Image above and left: To explain the complex intertwining of design, politics, and finance in federal efforts to remake cities, CUP designed a series of Urban Renewal activity tables and exhibition boards. Each table was made in the shape of the relevant Urban Renewal area and held a series of games and informational devices.
|Location||New York, New York, USA|
|Design Center||Center for Urban Pedagogy (CUP)|
|Project Organizers||Damon Rich, Rosten Woo|
|Project Team||Danny Aranda, AJ Blandford, Stella Bugbee, Zoë Coombes, Meghann Curtis, Leigh Davis, Beth Lieberman, Andrea Meller, Sam Stark, Celina Su, Oscar Tuazon|
|Partner Organizations||Interboro Institute, Storefront for Art and Architecture|
|Volunteers||James Case, Cynthia Golembeski, Alyssa Gerber, Anette Gallo, Rob Giampietro, Edwin Huh, Jackson McDade, Gaetane Michaux, Jennifer Minnen, Elizabeth Solomon, Lila Yomtoob|
|Major Funding||Brooklyn Arts Council, Center for Arts Education, Storefront for Art and Architecture, City-as-School High School, Parsons School of Design Integrated Design Curriculum, Lily Auchincloss Foundation, Rooftop Filmmakers Fund|
Designed and researched by the Center for Urban Pedagogy, a New York-based nonprofit, City Without a Ghetto examined the urban-renewal programs of the ’50s and ’60s and their effects on the American city.
The project began in 2003 as a curriculum for students at New York’s City-As-School High School and the Parsons School of Design. Under the direction of Damon Rich and Rosten Woo, it eventually grew to become an exhibit that traveled to the Storefront for Art and Architecture, New York, and Mess Hall, Chicago, among other venues.
An immensely successful educational tool, City Without a Ghetto used the Housing Act of 1949 (which gave rise to Urban Renewal, a policy aimed at revitalizing blighted urban areas), as a springboard for discussions of design, urban planning, and low-income housing policies. The act’s use of eminent domain had far-reaching and controversial effects in cities throughout the country. Designers, public policy students, political figures, and community activists collaborated to create the teaching materials, which asked students questions such as: “According to certain narratives of design history, the destruction of Pruitt-Igoe, begun in 1972, forced design into a retreat, abandoning its heroic pose. If we as designers want to effectively relate to politics, what should we take from this example?”
Likewise, the traveling exhibit featured six modules that encouraged viewers to “appreciate how legislation, architecture, finance, popular culture, and social attitudes shape human environments.” It put public-housing programs under a colorful microscope, dissecting the policy and planning arguments that shaped urban renewal. Detailed graphics showed “before” and “after” examples of iconic housing projects and explained how their designs were influenced by legal battles such as Gautreaux v. Chicago Housing Authority, the 1966 court case in which a group of plaintiffs argued that the very location of their housing project violated their civil rights. Five tables displayed photographs, timelines, and interactive elements, each table highlighting the history of a different blighted area in New York.

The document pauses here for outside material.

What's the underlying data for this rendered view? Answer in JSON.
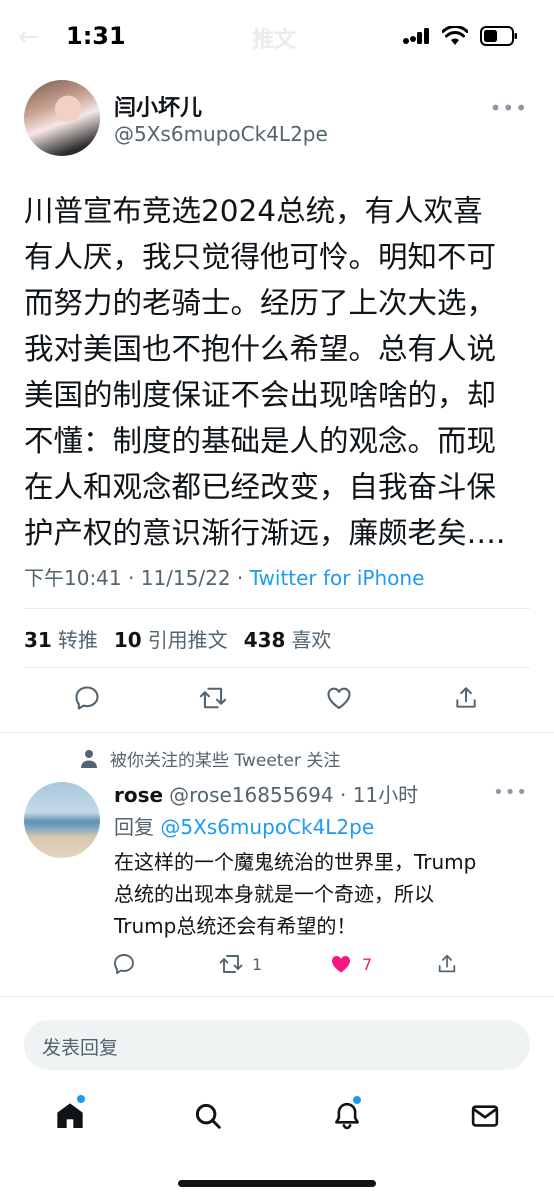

Above all, City Without a Ghetto discussed policy issues in a way that was at once tangible and provocative. Even the project’s name was intended to give students and gallery visitors alike pause for thought.
above and left image: From 1949 through 1974 Urban Renewal programs drastically reshaped built landscapes across the United States.

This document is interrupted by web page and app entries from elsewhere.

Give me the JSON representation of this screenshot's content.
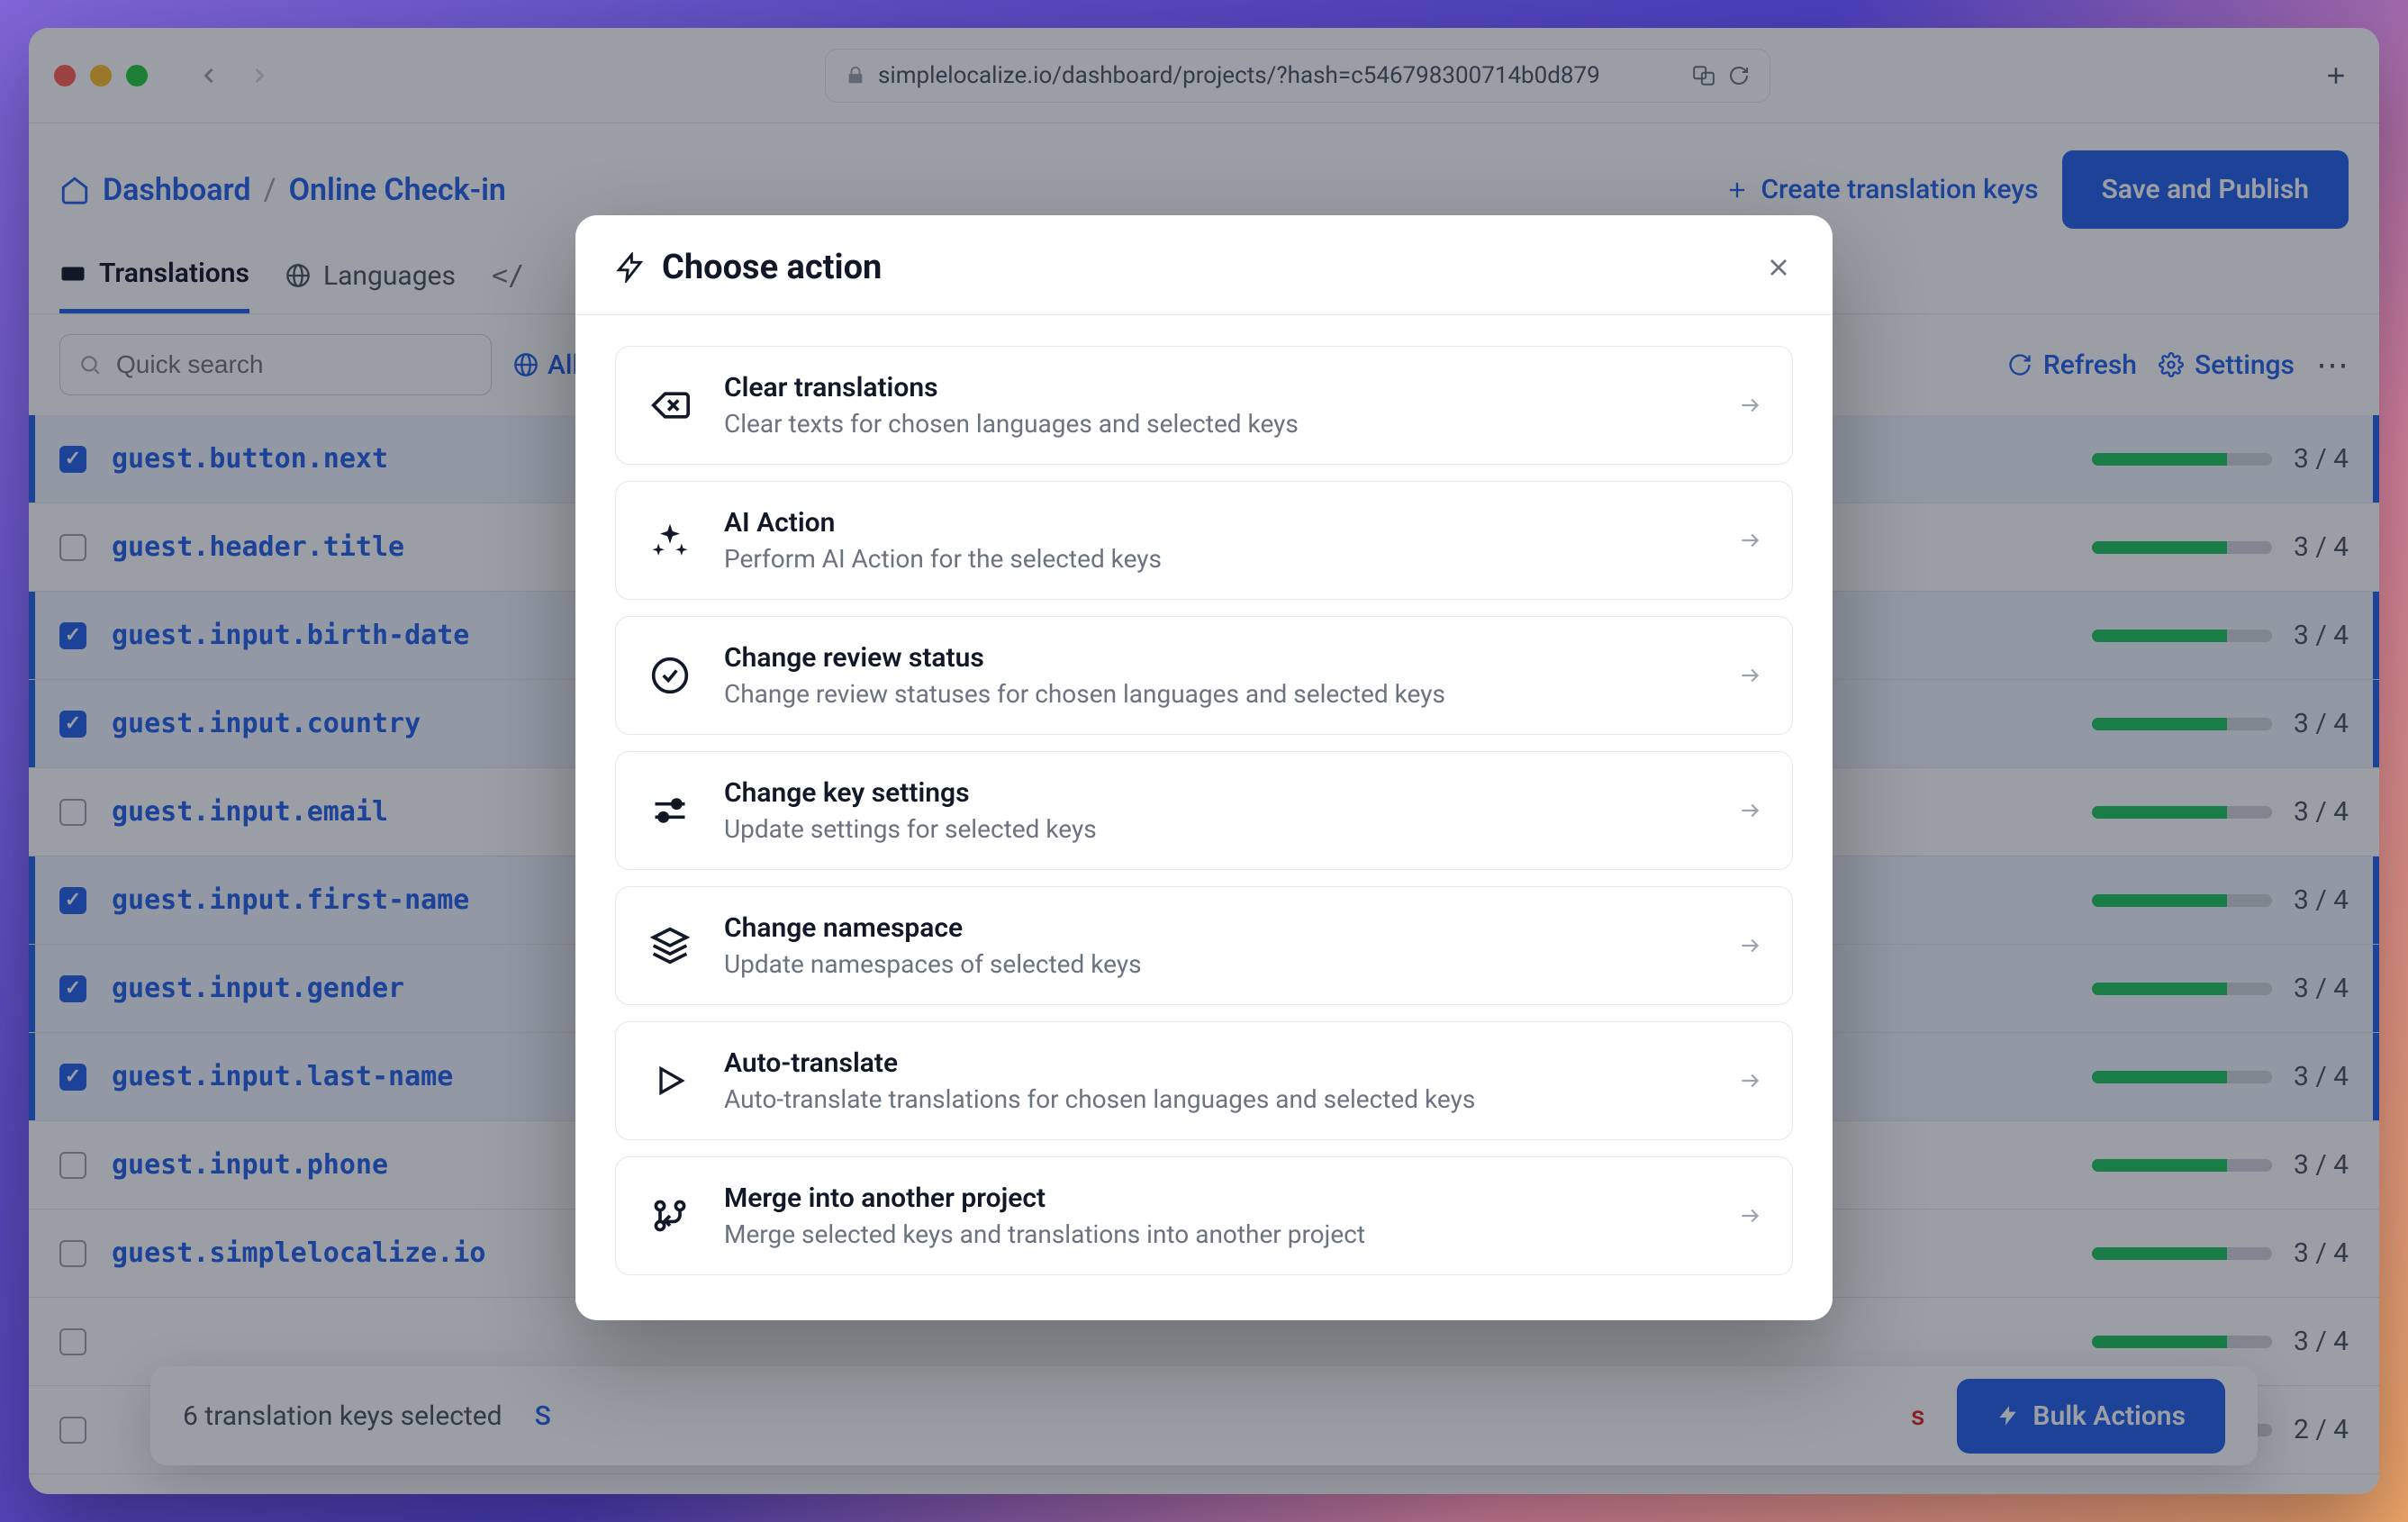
{
  "browser": {
    "url": "simplelocalize.io/dashboard/projects/?hash=c546798300714b0d879"
  },
  "breadcrumb": {
    "home": "Dashboard",
    "separator": "/",
    "current": "Online Check-in"
  },
  "header": {
    "create_keys": "Create translation keys",
    "save_publish": "Save and Publish"
  },
  "tabs": [
    {
      "label": "Translations",
      "active": true
    },
    {
      "label": "Languages",
      "active": false
    }
  ],
  "toolbar": {
    "search_placeholder": "Quick search",
    "all": "All",
    "refresh": "Refresh",
    "settings": "Settings"
  },
  "rows": [
    {
      "checked": true,
      "key": "guest.button.next",
      "done": 3,
      "total": 4
    },
    {
      "checked": false,
      "key": "guest.header.title",
      "done": 3,
      "total": 4
    },
    {
      "checked": true,
      "key": "guest.input.birth-date",
      "done": 3,
      "total": 4
    },
    {
      "checked": true,
      "key": "guest.input.country",
      "done": 3,
      "total": 4
    },
    {
      "checked": false,
      "key": "guest.input.email",
      "done": 3,
      "total": 4
    },
    {
      "checked": true,
      "key": "guest.input.first-name",
      "done": 3,
      "total": 4
    },
    {
      "checked": true,
      "key": "guest.input.gender",
      "done": 3,
      "total": 4
    },
    {
      "checked": true,
      "key": "guest.input.last-name",
      "done": 3,
      "total": 4
    },
    {
      "checked": false,
      "key": "guest.input.phone",
      "done": 3,
      "total": 4
    },
    {
      "checked": false,
      "key": "guest.simplelocalize.io",
      "done": 3,
      "total": 4
    },
    {
      "checked": false,
      "key": "",
      "done": 3,
      "total": 4
    },
    {
      "checked": false,
      "key": "",
      "done": 2,
      "total": 4
    }
  ],
  "selection_bar": {
    "text": "6 translation keys selected",
    "select_all_partial": "S",
    "delete_partial": "s",
    "bulk": "Bulk Actions"
  },
  "modal": {
    "title": "Choose action",
    "actions": [
      {
        "icon": "backspace",
        "title": "Clear translations",
        "sub": "Clear texts for chosen languages and selected keys"
      },
      {
        "icon": "sparkle",
        "title": "AI Action",
        "sub": "Perform AI Action for the selected keys"
      },
      {
        "icon": "check",
        "title": "Change review status",
        "sub": "Change review statuses for chosen languages and selected keys"
      },
      {
        "icon": "sliders",
        "title": "Change key settings",
        "sub": "Update settings for selected keys"
      },
      {
        "icon": "layers",
        "title": "Change namespace",
        "sub": "Update namespaces of selected keys"
      },
      {
        "icon": "play",
        "title": "Auto-translate",
        "sub": "Auto-translate translations for chosen languages and selected keys"
      },
      {
        "icon": "merge",
        "title": "Merge into another project",
        "sub": "Merge selected keys and translations into another project"
      }
    ]
  }
}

right image: Futuristic visions provided by architects popularized massive redevelopment, often in the interest of real estate developers. All photographs CUP